There is surely something to be said here for respecting the potential insight of those who have long served in the civil service. If it is perhaps unclear how such individuals should be criticized, questioned or doubted—no one, of course, should be considered beyond criticism—we might say that we should deal precisely with their qualifications and contributions. (Though perhaps that would afford them a level of respect we don’t provide for anyone else.) Not least when the individual is (or will be) an officer of Parliament—those hearty souls who sign up to act as convenient reference points for duly elected partisans and the viewing public.
But then how, in the case of Mr. Therrien, might we best consider those qualifications and contributions? The official scrutiny of Mr. Therrien will apparently amount to an hour in front of that House committee and a subsequent hour in front of a Senate committee.
And on this count the NDP was also, with justification, unimpressed. “Mr. Speaker, today, Conservatives continued undermining the independent officers of Parliament. There was less than an hour to vet the nomination for the privacy commissioner, which has raised alarm bells across the country. The Conservatives ignored the precedent of having a review with expert witnesses,” Charlie Angus declared this afternoon. “Why are Conservatives undermining Parliament and ramming through such a controversial appointment without input from privacy experts?”
Once again, Mr. Clement was unconcerned. Indeed, he was apparently quite satisfied.
“The candidate appeared before committee today, as we all wanted him to do,” the Treasury Board president explained. “I think he defended himself extremely well. He is clearly the best candidate for the position.”
Of course, if he’s such a fine candidate, Mr. Therrien should be able to ably withstand more scrutiny—and if the government is both so sure of his bonafides and so eager to see Parliament well served by its officers, it should welcome that scrutiny. Whatever Mr. Mulcair’s overreach in trying to make a case against Mr. Therrien, there might still be reasonable questions to ask about his appointment.

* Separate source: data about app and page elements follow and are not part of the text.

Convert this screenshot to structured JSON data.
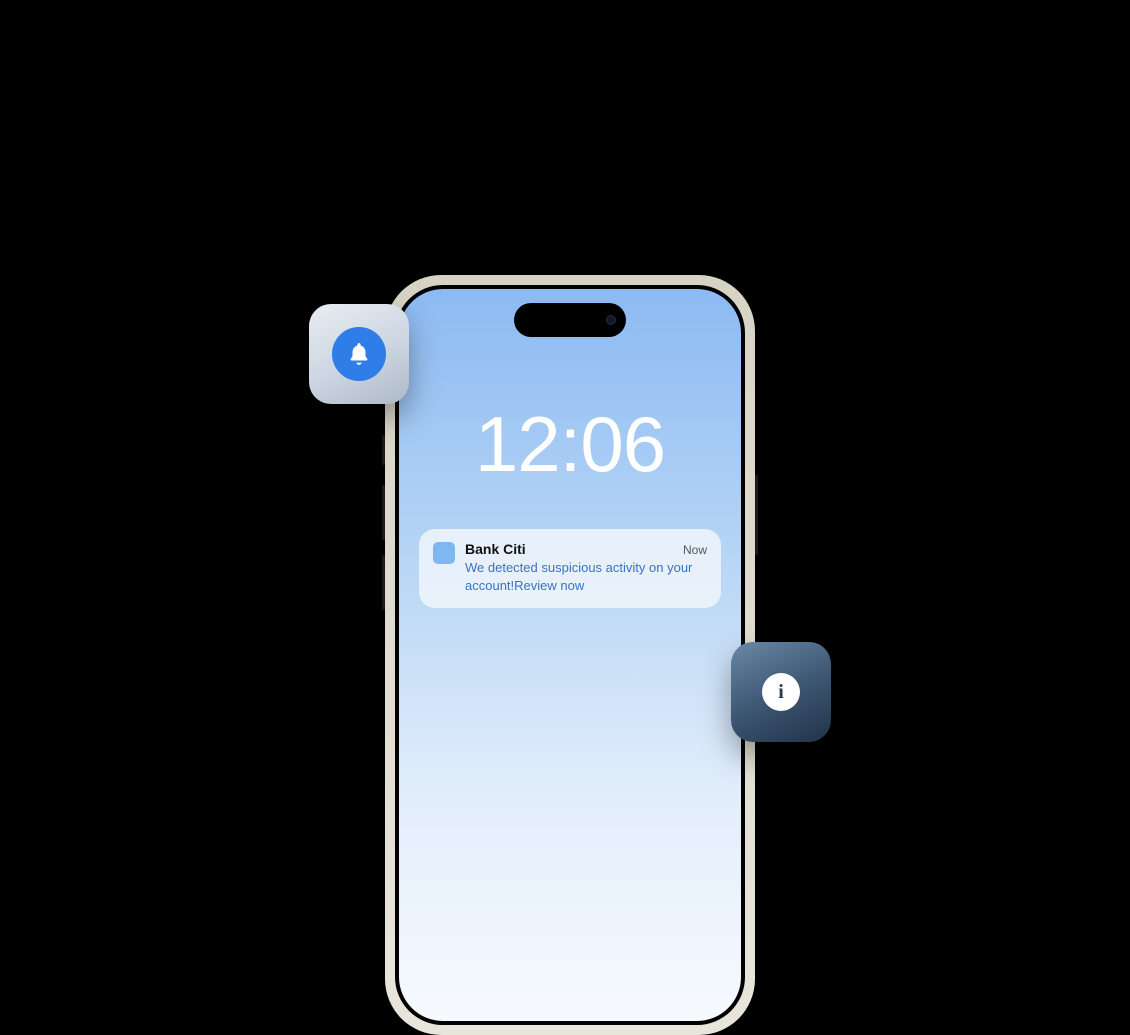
{
  "lockscreen": {
    "time": "12:06"
  },
  "notification": {
    "app_name": "Bank Citi",
    "timestamp": "Now",
    "message": "We detected suspicious activity on your account!Review now"
  },
  "icons": {
    "bell": "bell-icon",
    "info_glyph": "i"
  },
  "colors": {
    "accent": "#2f7de6",
    "notif_link": "#3b72bf"
  }
}
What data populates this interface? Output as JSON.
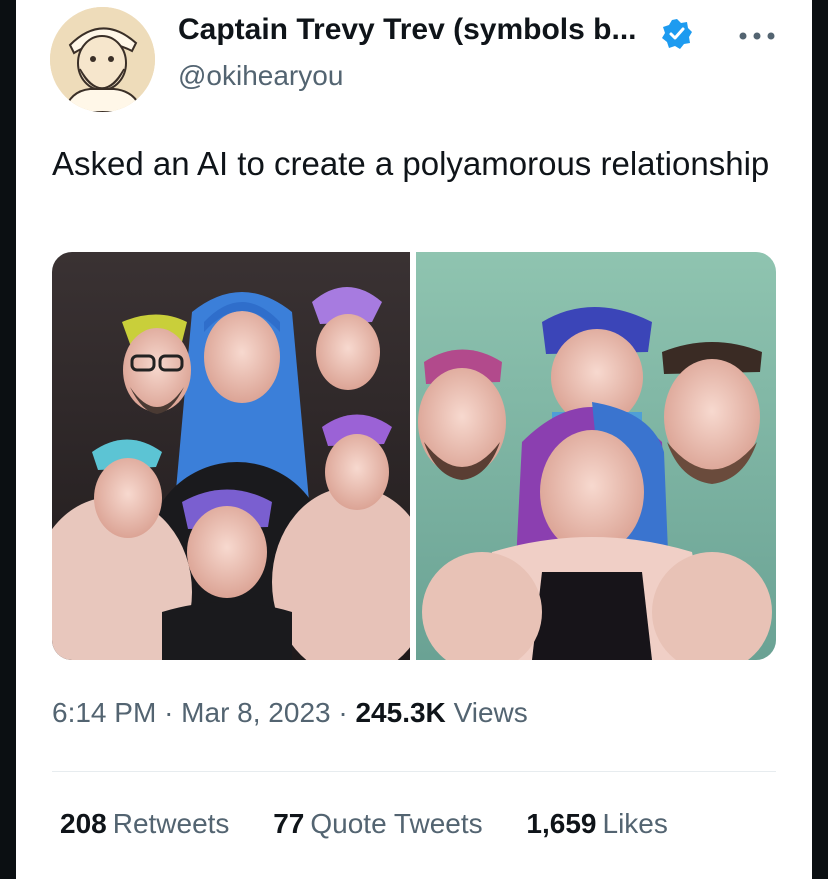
{
  "author": {
    "display_name": "Captain Trevy Trev (symbols b...",
    "handle": "@okihearyou",
    "verified_icon": "verified-badge-icon",
    "colors": {
      "verified": "#1d9bf0"
    }
  },
  "menu": {
    "icon": "more-options-icon"
  },
  "tweet": {
    "text": "Asked an AI to create a polyamorous relationship"
  },
  "media": {
    "image_icons": [
      "group-portrait-image-left",
      "group-portrait-image-right"
    ]
  },
  "meta": {
    "time": "6:14 PM",
    "sep1": "·",
    "date": "Mar 8, 2023",
    "sep2": "·",
    "views_count": "245.3K",
    "views_label": "Views"
  },
  "stats": {
    "retweets_count": "208",
    "retweets_label": "Retweets",
    "quotes_count": "77",
    "quotes_label": "Quote Tweets",
    "likes_count": "1,659",
    "likes_label": "Likes"
  }
}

But if he is to be confirmed soon, his work—and how observers regard it—will likely come to define his suitability.
Appearing before the House committee, he attempted to assure Parliament of his independence and ability. And he at least showed a certain willingness—testifying, after some reluctance in light of the fact that he is not yet an officer of Parliament, that he would rather C-13 be split into two bills.
The New Democrats did not make this the focus of Question Period on Tuesday, but Mr. Angus did put it to the government that the bill be delayed. And that suggestion was then ignored by the Justice Minister.
Indeed, according to Peter MacKay’s office, “There is absolutely no need to split this bill.”
So the NDP is stuck with an officer whose qualifications they doubt, but whose opinion on C-13 they agree with, while the government is stuck with an officer whose suitability they laud, but whose opinion on C-13 they dismiss.
So there and so welcome to the job (soon enough), Mr. Therrien. Whatever your credentials—and whatever your insight and however supported that insight by your decades of experience—rest assured your advice can still be easily dismissed, even by your defenders.